*Exercise details*
Total the lines of the entries below that hold the string "from", then write only that total.

*Dataset content*
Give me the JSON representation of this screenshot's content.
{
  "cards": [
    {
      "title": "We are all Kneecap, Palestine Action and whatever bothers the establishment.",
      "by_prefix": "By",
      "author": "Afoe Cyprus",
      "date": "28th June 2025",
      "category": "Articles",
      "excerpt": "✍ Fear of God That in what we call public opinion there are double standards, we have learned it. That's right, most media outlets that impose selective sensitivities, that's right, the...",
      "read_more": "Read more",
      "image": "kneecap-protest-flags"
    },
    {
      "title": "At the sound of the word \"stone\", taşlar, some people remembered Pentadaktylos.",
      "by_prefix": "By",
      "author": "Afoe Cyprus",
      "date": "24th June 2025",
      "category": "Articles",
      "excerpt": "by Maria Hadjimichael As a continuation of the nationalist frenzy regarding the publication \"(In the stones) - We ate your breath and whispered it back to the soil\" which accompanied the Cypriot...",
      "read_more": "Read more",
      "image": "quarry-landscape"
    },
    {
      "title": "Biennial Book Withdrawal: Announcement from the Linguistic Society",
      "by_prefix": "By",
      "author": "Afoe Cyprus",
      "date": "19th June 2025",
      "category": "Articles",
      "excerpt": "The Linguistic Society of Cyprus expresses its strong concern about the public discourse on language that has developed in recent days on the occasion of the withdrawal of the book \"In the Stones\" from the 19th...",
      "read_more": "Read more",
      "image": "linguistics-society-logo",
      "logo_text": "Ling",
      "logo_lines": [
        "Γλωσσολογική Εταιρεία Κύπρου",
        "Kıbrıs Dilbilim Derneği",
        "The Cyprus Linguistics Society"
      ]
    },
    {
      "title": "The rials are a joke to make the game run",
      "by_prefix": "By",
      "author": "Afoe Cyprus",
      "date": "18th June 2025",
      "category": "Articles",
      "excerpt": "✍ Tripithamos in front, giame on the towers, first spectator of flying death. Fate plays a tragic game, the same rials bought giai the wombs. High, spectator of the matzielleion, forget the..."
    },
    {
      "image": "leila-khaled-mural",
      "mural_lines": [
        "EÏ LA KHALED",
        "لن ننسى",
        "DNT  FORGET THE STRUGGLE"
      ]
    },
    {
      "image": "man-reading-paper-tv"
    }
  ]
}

*Exercise result*
2